Today’s tough choices can aid education

Last year, we wrote about the coming budget tsunami that we thought would lead to $215 billion in shortfalls in state budgets and squeeze school districts and local governments across the nation. Because about one-third of all state and local spending is consumed by education, the impact on schools was estimated to lead to the loss of about 300,000 teachers and related personnel across the states. Unfortunately, this tsunami may be worse that predicted.

Driven by the geniuses we have elected and sent to Washington over the last generation or two and fueled by the currently unfunded Federal budget liability of about $76 trillion they have produced, our economic malaise is a long way from ending. Don’t expect any help from above. Unlike those who live in the financial dreamscape of our nation’s capitol, states, local governments and schools at all levels have to actually pay as they go and have been left to figure it out on their own.

So how do our locally elected public officials make the tough decisions necessary to live within their taxpayer funded means in the face of less money trickling down from above and a tapped-out citizenry unable to take on any more tax burden? In particular, how are we going to maintain or improve our schools, especially in the face of increasingly sophisticated, challenging and fast-paced global competition?

Schools must decide on exactly what is mission essential for their students’ futures and fully or increasingly fund those things first, then move on to fund other areas until money runs out. (The list will always exceed the available money). This thorough examination will deepen and improve the core function of the most important aspects of education and weed out those that may be nice to do, but not essential. This should also include greater utilization of Career and Technical Education, accelerating students through the curriculum (as required by law in many states), and greater utilization of post-secondary education options while simultaneously raising educational standards. Keep in mind that greater spending has not always led to higher student achievement and performance. .

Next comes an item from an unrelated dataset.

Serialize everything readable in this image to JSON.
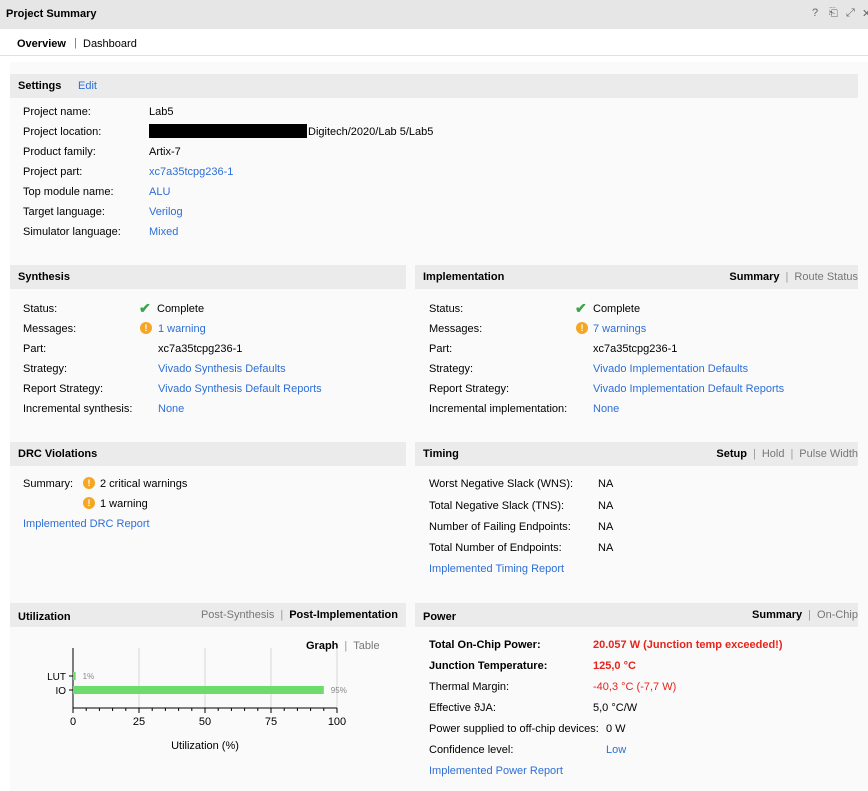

Here are a few thoughts on cutting costs and improving student learning that we can all keep in mind during the budget tightening process. Though not an exhaustive list, it is a start.

Begin by reducing non-instructional costs first. Many states have been doing shared services on a regional basis for forty years or more and have stretched the educational dollar to allow a stronger focus on improved student instruction and to deliver a competitive curriculum to all students across the state, no matter where they live. Some of the notable long standing successes include Minnesota, Iowa, North Dakota and Colorado, where small schools have been able to remain intact, but educational services can be purchased on a regional or state “super market” level and districts buy only what and whom they need in the quantities they require and at the lowest possible price.

Another cost-saving action involves consolidating school districts. For instance, Maine reformed 260 districts into 80 and saved $36.5 million, while Mississippi found that the state could save $13 million a year by consolidating 18 of its districts. West Virginia enacted a county system more than 40 years ago and has never looked back. States like Ohio, with 612 districts and 300+ charters, and Pennsylvania with more than 500 districts plus charters are mulling those prospects. Individual districts are certainly free to explore local marriages on their own.

An alternative to school consolidation involves shared services among districts. As we have discussed before, increased sharing of services across districts, including personnel, is a major opportunity for savings.

This non-instructional costs typically represent a third to half of school spending and includes such things as administration and supervision, transportation, food services, purchasing, maintenance, safety and security, accounting and finance, and information technology to name some.

Information technologies and computing expenditures may actually save money and move us rapidly away from traditional textbooks. Options such as netbooks and broadband, can allow schools to switch to eTextbooks and tablet programs such as iPad, Nook and Kindle. From there, it is a short step to increased options for virtual learning on a year round basis.

Given the huge financial commitment we have made to education in the United States, we can and will find ways to live within our means while improving quality through good choices.

We can have anything we want. We just can’t have everything we want..

Terry Wallace is a senior fellow in the Government Policy Research Center at West Liberty University and a senior fellow at the Public Policy Foundation in Morgantown, West Virginia.